I never thought of myself as much of a 'practice' rider. Time is tight, lots to do: family, work (self-employment work-life balance/imbalance), so I make time for the races, but not always the practices. 2020 has been different. There have been no races, so I've craved the practices.
At the couple of practice days I've attended I've had a bit of time to talk to people I don't always get time to speak with either because we're busy racing, or racing on different days, or pitted in different ends of the paddock. This is the case with Mike Fisher, so I made the time to have a better look at his Champion Bultaco.
The first thing I noticed was the massive, modern AIM digital dash, designed for karts. Mike was having problems with his bike at the practice, he thought it was a reed-valve sealing issue, but it's normally very reliable for a 40-year-old two-stroke racebike, and that's down to Mike's research and development. He explained he uses the dash as more of a datalogger than a regular tach. He has a sensor in the exhaust for measuring exhaust gas temp (EGT). Mike knows which temperature the gas reaches when it causes pre-ignition (pinking, knocking) and the piston is at the risk of melting. Knowing this allows him to change the carb jets. There is another sensor that measures cylinder head temperature.
'The dash usually sits under the seat and can download to a laptop but for practice days I can put it up on the handlebars to see RPM,' explains Mike. 'I bought it to understand gearing and to provide tuning information when I get round to trying to build a super quick motor. These old air-cooled, two-strokes get detonation above 220C head temp and are happier below 215C peak readings. Peak EGT is in the 625-725C range dependant on gearing and tuning.
'For gearing I can look at max rpm, rpm in the corner and CHT/EGT. For example undergearing pushes the motor into over-rev and risk of detonation or worse but keeps the revs up in the powerband in corners.'
The bike has a new alloy tank. Mike made the pattern from cardboard, then cut it out of alloy, before his fellow DTRA Vintage racer, Rick Bearcroft, welded it up for him. He then had a motocross graphics company make the stickers. It's a neat job.
'The frame is a Champion or more correctly Schwerma Products. Doug Schwerma built and raced Yamaha twin and Kawasaki triple drag bikes in the late 60s/early 70s, he tuned Yamaha TD road racers, tuned Yamaha DT1s and built DT1 offroad/MX frame kits. He then built flat track frame kits for DT1s, Bultacos etc. under the name Schwerma Products,' says Mike. 'My frame is 1972 it predates the use of the Champion name. Champion went through various incarnations after Schwerma’s suicide following financial difficulties, expensive litigation defending his designs and, it would seem, cocaine (it was 70s California). There are photos of an A&A Racing Jim Odom bike using the same frame as mine.'

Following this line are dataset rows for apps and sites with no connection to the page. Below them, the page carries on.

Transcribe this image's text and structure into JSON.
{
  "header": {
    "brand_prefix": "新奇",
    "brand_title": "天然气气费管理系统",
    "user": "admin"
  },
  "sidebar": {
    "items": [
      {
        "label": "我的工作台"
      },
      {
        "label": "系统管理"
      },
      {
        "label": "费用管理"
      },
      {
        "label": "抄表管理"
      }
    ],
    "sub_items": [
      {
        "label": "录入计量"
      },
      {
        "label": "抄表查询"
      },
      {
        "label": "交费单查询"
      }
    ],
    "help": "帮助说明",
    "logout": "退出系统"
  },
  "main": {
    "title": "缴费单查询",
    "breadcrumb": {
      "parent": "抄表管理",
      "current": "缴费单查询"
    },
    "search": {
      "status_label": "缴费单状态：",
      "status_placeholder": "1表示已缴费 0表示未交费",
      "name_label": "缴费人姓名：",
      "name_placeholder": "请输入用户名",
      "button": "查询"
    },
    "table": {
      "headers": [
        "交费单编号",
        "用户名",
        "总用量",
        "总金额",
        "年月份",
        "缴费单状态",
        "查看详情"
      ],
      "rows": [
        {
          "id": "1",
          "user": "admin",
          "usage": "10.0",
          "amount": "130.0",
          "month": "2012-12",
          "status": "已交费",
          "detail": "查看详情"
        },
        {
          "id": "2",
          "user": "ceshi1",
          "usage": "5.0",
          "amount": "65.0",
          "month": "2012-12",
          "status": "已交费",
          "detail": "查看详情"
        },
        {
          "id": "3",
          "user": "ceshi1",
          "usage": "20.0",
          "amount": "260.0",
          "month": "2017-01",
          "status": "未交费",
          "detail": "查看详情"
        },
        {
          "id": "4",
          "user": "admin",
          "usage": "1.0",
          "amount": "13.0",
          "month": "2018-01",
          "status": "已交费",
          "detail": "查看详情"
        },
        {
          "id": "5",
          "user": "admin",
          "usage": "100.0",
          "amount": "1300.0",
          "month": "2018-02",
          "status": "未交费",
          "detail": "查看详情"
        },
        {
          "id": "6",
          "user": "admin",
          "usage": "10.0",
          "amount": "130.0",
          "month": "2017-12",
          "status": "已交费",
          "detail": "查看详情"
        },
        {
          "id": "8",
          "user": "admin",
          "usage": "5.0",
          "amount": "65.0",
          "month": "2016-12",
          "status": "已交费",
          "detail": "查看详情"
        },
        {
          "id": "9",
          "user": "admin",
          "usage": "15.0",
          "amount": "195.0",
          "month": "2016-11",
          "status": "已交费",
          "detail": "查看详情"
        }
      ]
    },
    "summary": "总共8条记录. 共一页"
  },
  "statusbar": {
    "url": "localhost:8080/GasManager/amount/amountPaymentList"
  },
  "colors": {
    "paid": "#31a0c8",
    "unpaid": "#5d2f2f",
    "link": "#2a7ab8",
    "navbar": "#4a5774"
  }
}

Mike explains the history of the Astro name, 'It followed the success at the Astrodome with a Sherpa S framed bike with a 250 Pursang engine. The Champion-framed bikes that Mike Kidd, etc., rode came later. One was sent to Spain to be copied to create the later chequer block production Astros. But it would be wrong to say it is a copy of the Champion. The lower engine mount is copied and presumably the geometry but the construction and materials are very Bultaco (heavier gussets and MIG welds) compared with the Champion (4130, thin folded gussets, TIG welds).'
There are more two-strokes joining the Sideburn-sponsored DTRA championship, with Danny Williams and his Astro (featured in Sideburn 41) and Steph (Sideburn 35 cover model) and her Bultaco joining the class regulars of Sean Kelly (Suzuki), Lucia Aucott (Ossa) and Darren Legg (Yamaha).
Go to Dirt Track Riders Association for more info on the classes.